PayPal Looks to the Cash Register and Beyond
PayPal (NASDAQ:EBAY) likes near-field communications technology, the foundation for Google Wallet (NASDAQ:GOOG) and Isis, but it doesn’t like that the mobile payment system requires users to be in a specific physical location, reports All Things D.
Along with PayPal’s plan to extend its digital payment services to cash registers at retail locations using PIN codes, credit cards and other means, the company hopes to implement a mobile payment strategy aimed at allowing customers to pay for items when they are not near a cash register.
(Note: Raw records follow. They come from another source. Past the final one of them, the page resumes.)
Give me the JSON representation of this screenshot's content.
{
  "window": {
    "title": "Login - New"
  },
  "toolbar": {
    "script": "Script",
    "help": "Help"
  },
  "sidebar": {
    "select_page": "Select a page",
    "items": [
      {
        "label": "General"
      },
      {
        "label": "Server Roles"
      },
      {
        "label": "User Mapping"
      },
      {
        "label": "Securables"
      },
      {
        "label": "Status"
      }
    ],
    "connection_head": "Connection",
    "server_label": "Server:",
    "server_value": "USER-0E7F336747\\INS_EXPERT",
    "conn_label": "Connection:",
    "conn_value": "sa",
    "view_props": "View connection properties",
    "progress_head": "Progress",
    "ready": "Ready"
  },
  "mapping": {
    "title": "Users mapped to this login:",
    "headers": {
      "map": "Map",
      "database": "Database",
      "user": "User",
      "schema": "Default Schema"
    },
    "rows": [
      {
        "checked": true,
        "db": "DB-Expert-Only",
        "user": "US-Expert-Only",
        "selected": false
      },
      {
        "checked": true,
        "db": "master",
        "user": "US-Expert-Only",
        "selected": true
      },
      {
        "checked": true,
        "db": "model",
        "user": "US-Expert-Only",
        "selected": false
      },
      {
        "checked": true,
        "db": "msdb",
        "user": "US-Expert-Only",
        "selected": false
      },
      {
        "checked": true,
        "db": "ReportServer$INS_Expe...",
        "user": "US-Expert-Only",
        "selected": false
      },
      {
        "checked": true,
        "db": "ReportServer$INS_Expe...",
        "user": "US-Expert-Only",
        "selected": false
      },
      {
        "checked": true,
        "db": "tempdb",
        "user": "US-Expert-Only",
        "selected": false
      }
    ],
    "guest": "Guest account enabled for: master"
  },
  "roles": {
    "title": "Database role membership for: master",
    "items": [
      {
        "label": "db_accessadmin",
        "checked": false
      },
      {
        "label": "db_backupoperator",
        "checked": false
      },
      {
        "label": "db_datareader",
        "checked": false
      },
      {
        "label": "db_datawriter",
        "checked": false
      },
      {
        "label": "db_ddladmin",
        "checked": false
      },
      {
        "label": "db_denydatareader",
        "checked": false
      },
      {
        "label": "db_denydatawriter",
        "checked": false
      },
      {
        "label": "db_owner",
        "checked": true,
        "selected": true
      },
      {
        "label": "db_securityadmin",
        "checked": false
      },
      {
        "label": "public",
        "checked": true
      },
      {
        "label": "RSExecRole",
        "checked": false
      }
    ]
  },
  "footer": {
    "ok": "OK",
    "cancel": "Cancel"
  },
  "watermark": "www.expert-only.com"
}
Google, Visa (NYSE:V), MasterCard (NYSE:MA) and a group of wireless carriers, including AT&T (NYSE:T), Verizon Wireless (NYSE:VZ) (NASDAQ:VOD) and T-Mobile, are all working on solutions using near-field technology, which will allow customers to pay for items by tapping their mobile phones at the register. This will require retailers to upgrade their point-of-sale technology and consumers to upgrade their mobile phones.
According to All Things D, David Marcus, PayPal’s vice president of mobile, thinks near-field technology will be useful, but says the company wants to do more than “replace swiping with tapping.”
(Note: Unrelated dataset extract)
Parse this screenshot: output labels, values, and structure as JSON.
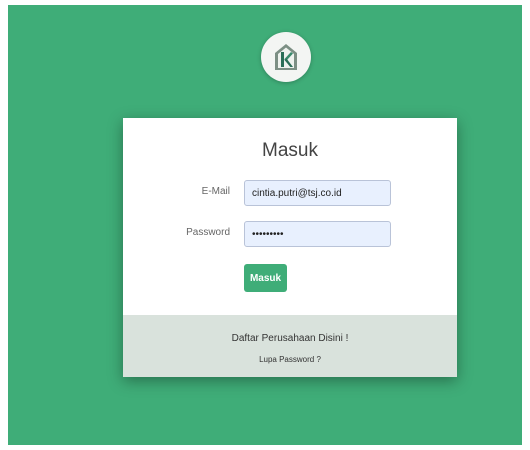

Marcus sees a future where shoppers could pay for items right in the aisles instead of waiting in line at the register, or where items could be purchased online then picked up later at the store, said the report.
PayPal fared better than it had hoped for in 2011, with $4 billion in mobile payment volume. It expects that number to grow to $7 billion this year. One of last year’s mobile purchases was a $40,000 backhoe, which a customer bought using PayPal on their phone.
“By the time NFC catches up, we will be in a world that will move away from the point-of-sales terminal,” Marcus said.